I am a digital geographer and data scientist at the Oxford Internet Institute, where I research the information geographies of Wikipedia, Google Maps, and other large online knowledge platforms.
Together with my coauthor Mark Graham I am currently finishing a book for Pluto Press, and contributing to an upcoming report by Whose Knowledge on the state of the internet's languages, collecting evidence that the global majority is underserved by today's internet platforms. In earlier work I produced analyses of the economic geography of darknet marketplaces.
I completed a PhD in computer science at the ICRI Cities at University College London, where I researched community engagement for the Humanitarian OpenStreetMap Team (HOT), a volunteer initiative with thousands of contributors. This was largely quantitative work, relying on the "hard" evidence of contributor data traces, but also the "soft" evidence of knowing the practices and motivations of the community. Four studies have been published as papers in major academic venues, and two of them have received awards. It was very much a collaborative effort, and we couldn’t have done it without a lot of community support!
I am a trustee for Local Welcome, a U.K. charity that offers opportunities for social encounter for refugees and other marginalised groups in society. I have previously been a software developer and project manager at Last.fm, a director and trustee of the London Hackspace, an organiser for Hack the Barbican and the Electromagnetic Field camping festival, a cat herder for Air Quality Egg contributors, and more. My data visualisations have been featured in Infosthetics , Visual Complexity , FlowingData , in print magazine De:Bug , Manuel Lima’s Visual Complexity book , the German-language Visual Simplexity book , and elsewhere.
A talk at Innovation Week Rome on the topic of community knowledge: data and information collected by community groups. During this event 300 people, 30 facilitators, and 10 international speakers were co-creating ideas for a social innovation city. Slides
A talk at Urban Data Hack about my data visualisation and data analysis work in the context of urban spaces, including work by colleagues at the ICRI Cities.

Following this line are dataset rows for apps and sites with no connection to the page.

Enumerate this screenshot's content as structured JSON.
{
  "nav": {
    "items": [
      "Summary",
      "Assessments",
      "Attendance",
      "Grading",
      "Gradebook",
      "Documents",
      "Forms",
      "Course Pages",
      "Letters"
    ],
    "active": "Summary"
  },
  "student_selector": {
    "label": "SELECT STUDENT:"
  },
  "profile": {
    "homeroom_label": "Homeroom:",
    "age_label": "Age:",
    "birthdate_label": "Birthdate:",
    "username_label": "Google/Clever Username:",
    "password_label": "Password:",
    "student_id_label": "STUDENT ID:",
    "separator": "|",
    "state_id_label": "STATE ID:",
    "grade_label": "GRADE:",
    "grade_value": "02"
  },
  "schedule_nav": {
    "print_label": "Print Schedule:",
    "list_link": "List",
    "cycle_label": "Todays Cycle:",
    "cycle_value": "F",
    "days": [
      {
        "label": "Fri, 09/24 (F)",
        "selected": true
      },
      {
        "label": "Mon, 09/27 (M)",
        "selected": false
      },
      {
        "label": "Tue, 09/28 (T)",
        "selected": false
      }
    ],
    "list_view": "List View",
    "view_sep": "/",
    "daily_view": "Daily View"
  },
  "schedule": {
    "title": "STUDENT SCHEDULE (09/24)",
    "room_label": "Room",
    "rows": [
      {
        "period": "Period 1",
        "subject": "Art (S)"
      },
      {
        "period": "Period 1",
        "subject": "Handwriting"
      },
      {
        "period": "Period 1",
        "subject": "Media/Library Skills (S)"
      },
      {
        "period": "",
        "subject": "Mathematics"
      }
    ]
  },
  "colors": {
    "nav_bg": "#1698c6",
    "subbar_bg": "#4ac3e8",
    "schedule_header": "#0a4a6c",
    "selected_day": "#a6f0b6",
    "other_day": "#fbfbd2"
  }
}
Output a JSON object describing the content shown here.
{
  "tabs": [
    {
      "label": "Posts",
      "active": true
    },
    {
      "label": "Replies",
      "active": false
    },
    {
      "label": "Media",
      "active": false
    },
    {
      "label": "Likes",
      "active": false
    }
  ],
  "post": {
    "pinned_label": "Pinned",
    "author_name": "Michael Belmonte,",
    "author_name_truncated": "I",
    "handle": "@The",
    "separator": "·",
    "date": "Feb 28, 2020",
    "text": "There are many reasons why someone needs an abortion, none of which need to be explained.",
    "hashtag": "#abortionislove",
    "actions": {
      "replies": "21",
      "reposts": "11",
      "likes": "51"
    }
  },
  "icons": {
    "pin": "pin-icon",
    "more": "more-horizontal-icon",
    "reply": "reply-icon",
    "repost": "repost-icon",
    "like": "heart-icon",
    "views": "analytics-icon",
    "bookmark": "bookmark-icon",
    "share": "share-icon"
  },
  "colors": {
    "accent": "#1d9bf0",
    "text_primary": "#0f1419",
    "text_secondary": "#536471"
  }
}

Closes with comments on technology-based solutions to social problems, and some suggestions on how best to start looking for important problems. Slides.
A talk for Design Culture Salon at the Victoria & Albert Museum in London, the world's leading museum of art and design. Part of a panel on transparent design with Jessi Baker, Alison Powell, Gillian Youngs, and Kevin Walker. What are the ethics and politics of transparency, and is this is being adequately factored into design practice? Slides.
An article for State of the Map, the annual gathering of the global OpenStreetMap community. Maps have a peculiar ability to act as a stage for shared concerns, as catalysts and connectors for a wide range of interests.
A panel discussion at the Elephant & Castle Mini Maker Faire with Cory Doctorow, Sarah Corbet, Eva Verhoeven, and Nelly Trakidou. Can maker culture be understood as political act, as resistance against late capitalism? Slides, video.
A talk at Bartlett Plexus about the London Hackspace, the Electromagnetic Field camping festival, and Hack the Barbican as community-created spaces. Slides, video.
A talk at the Electromagnetic Field camping festival, reviewing a range of global DIY environmental monitoring activities. The Air Quality Egg, SafeCast, DIY spectrometry, and more. Slides.
Visualising the music listening habits of selected Last.fm users. In total the project involved the aggregation of 8.7 million scrobbles across ~180 graphs. Project page, blog post.
A now defunct music blog aggregator, built at the first ever music hack day in London. You could filter posts with Last.fm user profiles, a fulltext search, and more. The results were great: pop culture snippets, opinionated commentary, podcast feeds, and lots of noise. Blog post.
What to do when the data you have to analyse keeps growing but your budget doesn't? A discussion of how Last.fm became one of the first commercial adopters of Hadoop, and one of the biggest users of commodity distributed systems. Slides, video.
A now defunct aggregator of hopefully interesting Last.fm radio stations, aggregated from user tag feeds, group forums, global tag charts, and more. Blog post.